WORK ITEM:
The exercise asks you to copy every line below in which "ICOM" appears.

[Interface dataset entries]
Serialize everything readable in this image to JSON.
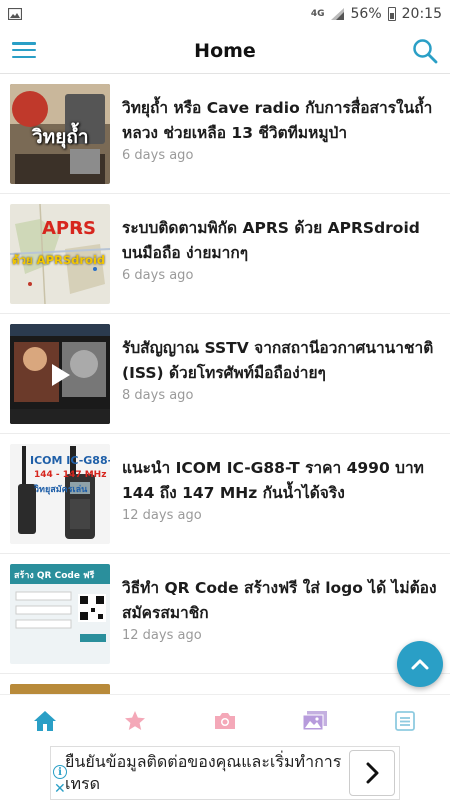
{
  "status_bar": {
    "network": "4G",
    "battery": "56%",
    "time": "20:15",
    "icons": [
      "gallery-notification-icon",
      "signal-icon",
      "battery-icon"
    ]
  },
  "app_bar": {
    "title": "Home",
    "icons": [
      "menu-icon",
      "search-icon"
    ]
  },
  "feed": {
    "items": [
      {
        "title": "วิทยุถ้ำ หรือ Cave radio กับการสื่อสารในถ้ำหลวง ช่วยเหลือ 13 ชีวิตทีมหมูป่า",
        "time": "6 days ago",
        "thumb_text": "วิทยุถ้ำ"
      },
      {
        "title": "ระบบติดตามพิกัด APRS ด้วย APRSdroid บนมือถือ ง่ายมากๆ",
        "time": "6 days ago",
        "thumb_text": "APRS",
        "thumb_text2": "ด้วย APRSdroid"
      },
      {
        "title": "รับสัญญาณ SSTV จากสถานีอวกาศนานาชาติ (ISS) ด้วยโทรศัพท์มือถือง่ายๆ",
        "time": "8 days ago",
        "thumb_text": ""
      },
      {
        "title": "แนะนำ ICOM IC-G88-T ราคา 4990 บาท 144 ถึง 147 MHz กันน้ำได้จริง",
        "time": "12 days ago",
        "thumb_text": "ICOM IC-G88-T",
        "thumb_text2": "144 - 147 MHz",
        "thumb_text3": "วิทยุสมัครเล่น"
      },
      {
        "title": "วิธีทำ QR Code สร้างฟรี ใส่ logo ได้ ไม่ต้องสมัครสมาชิก",
        "time": "12 days ago",
        "thumb_text": "สร้าง QR Code ฟรี"
      }
    ]
  },
  "bottom_nav": {
    "items": [
      "home-icon",
      "star-icon",
      "camera-icon",
      "images-icon",
      "list-icon"
    ],
    "active_color": "#2a9fc6"
  },
  "ad": {
    "text": "ยืนยันข้อมูลติดต่อของคุณและเริ่มทำการเทรด",
    "info_symbol": "i",
    "close_symbol": "✕",
    "icons": [
      "ad-info-icon",
      "ad-close-icon",
      "chevron-right-icon"
    ]
  },
  "colors": {
    "accent": "#2a9fc6"
  }
}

RESPONSE TO THE TASK:
        "title": "แนะนำ ICOM IC-G88-T ราคา 4990 บาท 144 ถึง 147 MHz กันน้ำได้จริง",
        "thumb_text": "ICOM IC-G88-T",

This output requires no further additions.